The book Wuzhong shuili quanshu was finished in 1636. According to Zhang's memorial with which he submitted the book to the throne, the text was 30-juan long, but the transmitted version is only divided into 28 juan. It is a concise report of Zhang's experience in water conservancy in southern Jiangsu and his attempts to retain the wealth of the lower Yangtze region. The compilers of the imperial series Siku quanshu 四庫全書 praised his book for its practical background which contrasts with the "vain talks" of many Confucian scholars.
Overview of the river and canal system in seven prefectures of Southeast China. The dimensions of the waterways are strongly exaggerated, so that the landscape looks like an achipelago. in the centre left Lake Taihu can be seen.
The canal system of the prefectural city of Suzhou, Jiangsu.

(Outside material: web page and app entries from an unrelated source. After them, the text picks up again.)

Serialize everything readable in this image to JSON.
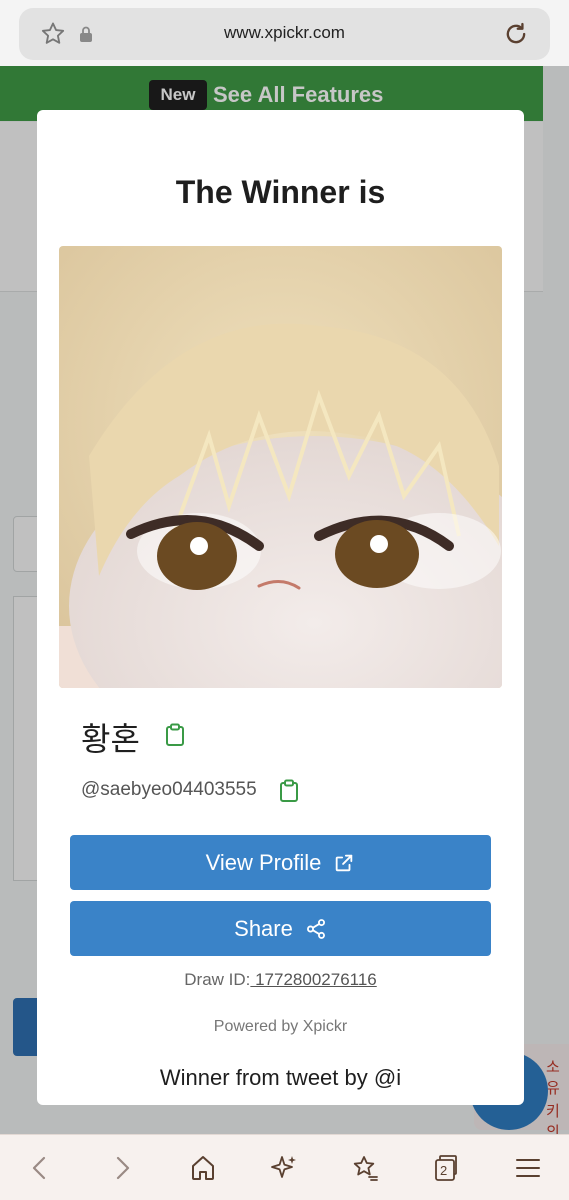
{
  "browser": {
    "url": "www.xpickr.com",
    "tab_count": "2",
    "icons": [
      "star-icon",
      "lock-icon",
      "reload-icon",
      "back-icon",
      "forward-icon",
      "home-icon",
      "sparkle-icon",
      "bookmarks-icon",
      "tabs-icon",
      "menu-icon"
    ]
  },
  "background": {
    "banner_badge": "New",
    "banner_text": "See All Features",
    "chat_text_1": "소유",
    "chat_text_2": "키의"
  },
  "modal": {
    "title": "The Winner is",
    "winner_name": "황혼",
    "winner_handle": "@saebyeo04403555",
    "view_profile_label": "View Profile",
    "share_label": "Share",
    "draw_id_label": "Draw ID:",
    "draw_id_value": " 1772800276116",
    "powered_by": "Powered by Xpickr",
    "tweet_by": "Winner from tweet by @i"
  },
  "colors": {
    "accent_button": "#3a83c8",
    "banner_green": "#3f9a46",
    "copy_icon_green": "#3a9a46"
  }
}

In his preface Zhang explains that he was shocked by the failure of the local administrators to manage hydraulic problems in the past half century before, and decided to ameliorate the situation as a prefect. The book begins with a large number of maps of the region between Lake Taihu 太湖 and the rivers that channel out of this reservoir towards the north, northeast and east and therefore are important for the economy of the prefectures of Suzhou 蘇州, Changzhou 常州, Zhenjiang 鎮江, Huzhou 湖州, Hangzhou 杭州, Jiaxing 嘉興 and Songjiang 松江. The maps are drawn very precisely, with all ports, creeks and sidearms clearly shown. Quite surprising from the viewpoint of modern maps is the exaggerated scale of the waters in relation to the land surface. The scrolls 3 through 10 explain the course of the rivers and canals, their names and dimensions, the history of inundations and draughts in the regions, and the mangement of waterways by the local administration.

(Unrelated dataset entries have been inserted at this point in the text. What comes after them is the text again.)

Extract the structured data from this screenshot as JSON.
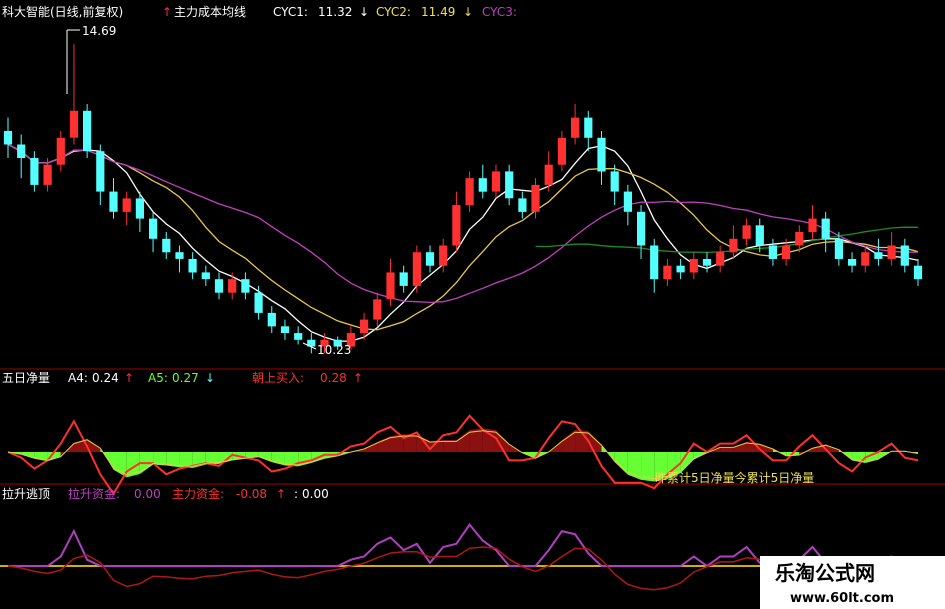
{
  "main": {
    "title": "科大智能(日线,前复权)",
    "indicator_name": "主力成本均线",
    "cyc1_label": "CYC1:",
    "cyc1_value": "11.32",
    "cyc2_label": "CYC2:",
    "cyc2_value": "11.49",
    "cyc3_label": "CYC3:",
    "high_label": "14.69",
    "low_label": "10.23",
    "arrow_down": "↓",
    "arrow_up": "↑"
  },
  "panel2": {
    "title": "五日净量",
    "a4_label": "A4:",
    "a4_value": "0.24",
    "a5_label": "A5:",
    "a5_value": "0.27",
    "buy_label": "朝上买入:",
    "buy_value": "0.28",
    "annotation": "昨累计5日净量今累计5日净量"
  },
  "panel3": {
    "title": "拉升逃顶",
    "lift_label": "拉升资金:",
    "lift_value": "0.00",
    "main_label": "主力资金:",
    "main_value": "-0.08",
    "extra_label": ":",
    "extra_value": "0.00"
  },
  "watermark": {
    "name": "乐淘公式网",
    "url": "www.60lt.com"
  },
  "colors": {
    "background": "#000000",
    "up_candle": "#ff3030",
    "down_candle": "#54ffff",
    "ma_white": "#ffffff",
    "ma_yellow": "#e8c84a",
    "ma_purple": "#c040c0",
    "ma_green": "#1e8c1e",
    "separator": "#a00000",
    "vol_green_fill": "#66ff33",
    "vol_red_fill": "#8b1010",
    "panel3_purple": "#b040c0",
    "panel3_darkred": "#b01818",
    "panel3_yellow": "#d0b000"
  },
  "chart_data": [
    {
      "type": "candlestick",
      "title": "科大智能(日线,前复权)",
      "y_range": [
        10.0,
        14.9
      ],
      "marked_high": 14.69,
      "marked_low": 10.23,
      "series": [
        {
          "name": "CYC1",
          "last_value": 11.32
        },
        {
          "name": "CYC2",
          "last_value": 11.49
        },
        {
          "name": "CYC3"
        }
      ],
      "candles": [
        [
          13.4,
          13.2,
          13.6,
          13.0
        ],
        [
          13.2,
          13.0,
          13.35,
          12.7
        ],
        [
          13.0,
          12.6,
          13.1,
          12.5
        ],
        [
          12.6,
          12.9,
          13.0,
          12.5
        ],
        [
          12.9,
          13.3,
          13.4,
          12.8
        ],
        [
          13.3,
          13.7,
          14.69,
          13.2
        ],
        [
          13.7,
          13.1,
          13.8,
          13.0
        ],
        [
          13.1,
          12.5,
          13.2,
          12.3
        ],
        [
          12.5,
          12.2,
          12.7,
          12.1
        ],
        [
          12.2,
          12.4,
          12.5,
          12.0
        ],
        [
          12.4,
          12.1,
          12.5,
          11.9
        ],
        [
          12.1,
          11.8,
          12.2,
          11.6
        ],
        [
          11.8,
          11.6,
          11.9,
          11.5
        ],
        [
          11.6,
          11.5,
          11.7,
          11.3
        ],
        [
          11.5,
          11.3,
          11.6,
          11.2
        ],
        [
          11.3,
          11.2,
          11.4,
          11.1
        ],
        [
          11.2,
          11.0,
          11.3,
          10.9
        ],
        [
          11.0,
          11.2,
          11.3,
          10.9
        ],
        [
          11.2,
          11.0,
          11.3,
          10.9
        ],
        [
          11.0,
          10.7,
          11.1,
          10.6
        ],
        [
          10.7,
          10.5,
          10.8,
          10.4
        ],
        [
          10.5,
          10.4,
          10.6,
          10.3
        ],
        [
          10.4,
          10.3,
          10.5,
          10.23
        ],
        [
          10.3,
          10.2,
          10.4,
          10.1
        ],
        [
          10.2,
          10.3,
          10.4,
          10.1
        ],
        [
          10.3,
          10.2,
          10.35,
          10.15
        ],
        [
          10.2,
          10.4,
          10.5,
          10.15
        ],
        [
          10.4,
          10.6,
          10.7,
          10.3
        ],
        [
          10.6,
          10.9,
          11.0,
          10.5
        ],
        [
          10.9,
          11.3,
          11.5,
          10.8
        ],
        [
          11.3,
          11.1,
          11.4,
          11.0
        ],
        [
          11.1,
          11.6,
          11.7,
          11.0
        ],
        [
          11.6,
          11.4,
          11.7,
          11.3
        ],
        [
          11.4,
          11.7,
          11.8,
          11.3
        ],
        [
          11.7,
          12.3,
          12.5,
          11.6
        ],
        [
          12.3,
          12.7,
          12.8,
          12.2
        ],
        [
          12.7,
          12.5,
          12.9,
          12.4
        ],
        [
          12.5,
          12.8,
          12.9,
          12.4
        ],
        [
          12.8,
          12.4,
          12.9,
          12.3
        ],
        [
          12.4,
          12.2,
          12.5,
          12.1
        ],
        [
          12.2,
          12.6,
          12.7,
          12.1
        ],
        [
          12.6,
          12.9,
          13.1,
          12.5
        ],
        [
          12.9,
          13.3,
          13.4,
          12.8
        ],
        [
          13.3,
          13.6,
          13.8,
          13.2
        ],
        [
          13.6,
          13.3,
          13.7,
          13.1
        ],
        [
          13.3,
          12.8,
          13.4,
          12.6
        ],
        [
          12.8,
          12.5,
          12.9,
          12.3
        ],
        [
          12.5,
          12.2,
          12.6,
          12.0
        ],
        [
          12.2,
          11.7,
          12.3,
          11.5
        ],
        [
          11.7,
          11.2,
          11.8,
          11.0
        ],
        [
          11.2,
          11.4,
          11.5,
          11.1
        ],
        [
          11.4,
          11.3,
          11.5,
          11.2
        ],
        [
          11.3,
          11.5,
          11.6,
          11.2
        ],
        [
          11.5,
          11.4,
          11.6,
          11.3
        ],
        [
          11.4,
          11.6,
          11.7,
          11.3
        ],
        [
          11.6,
          11.8,
          12.0,
          11.5
        ],
        [
          11.8,
          12.0,
          12.1,
          11.7
        ],
        [
          12.0,
          11.7,
          12.1,
          11.6
        ],
        [
          11.7,
          11.5,
          11.8,
          11.4
        ],
        [
          11.5,
          11.7,
          11.8,
          11.4
        ],
        [
          11.7,
          11.9,
          12.0,
          11.6
        ],
        [
          11.9,
          12.1,
          12.3,
          11.8
        ],
        [
          12.1,
          11.8,
          12.2,
          11.6
        ],
        [
          11.8,
          11.5,
          11.9,
          11.4
        ],
        [
          11.5,
          11.4,
          11.6,
          11.3
        ],
        [
          11.4,
          11.6,
          11.7,
          11.3
        ],
        [
          11.6,
          11.5,
          11.8,
          11.4
        ],
        [
          11.5,
          11.7,
          11.9,
          11.4
        ],
        [
          11.7,
          11.4,
          11.8,
          11.3
        ],
        [
          11.4,
          11.2,
          11.5,
          11.1
        ]
      ]
    },
    {
      "type": "area",
      "title": "五日净量",
      "series": [
        {
          "name": "A4",
          "last_value": 0.24
        },
        {
          "name": "A5",
          "last_value": 0.27
        },
        {
          "name": "朝上买入",
          "last_value": 0.28
        }
      ]
    },
    {
      "type": "line",
      "title": "拉升逃顶",
      "series": [
        {
          "name": "拉升资金",
          "last_value": 0.0
        },
        {
          "name": "主力资金",
          "last_value": -0.08
        }
      ]
    }
  ]
}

The second part of the book includes a vast amount of documents about water conservancy in the southeastern region, from imperial edicts, memorials to intra-official communication, private letters, treatises and disputes to poems and sacrificial texts. The collection includes important texts like Fan Zhongyan's 范仲淹 (989-1052) Shang zai zhi lun shuili shu 上宰執論水利書 from the Song period or Toqtoγa's (Ch. Tuotuo 脫脫, 1314-1355) treatise on rivers and canals, Hequ zhi 河渠志, from the official dynastic history Songshi 宋史.
Zhang Guowei's book is the most precise text on water conservancy in the region around Lake Taihu. It bases on a wide range of older texts, like Shan E's 單鍔 Wuzhong shuili shu 吳中水利書 from the Song period, Gui Youguang's 歸有光 (1506-1571) Sanwu shuili lu 三吳水利錄 and Zhang Neiyun's 張内蘊 Sanwu shuikao 三吳水考 from the Ming period, but is much more accurate than these, and no older text includes so much detailed maps. This demonstrates that Zhang Guowei himself had personally inspected many locations or had at least excellent maps at hand and quoted from a vast treasury of expertise from all ages.
|3||水源||Shuiyuan||Origins of the rivers|
|4||水脈||Shuimai||Branches of the rivers|
|5-6||水名||Shuiming||Names of the waters|
|7||河形||Hexing||Dimensions of the rivers|
|8||水年||Shuinian||Chronology of the rivers|
|10||水治||Shuizhi||Management of waterworks|
|13||奏狀||Zouzhuang||Memorials to the throne|
|28||詩歌||Shige||Poems and songs|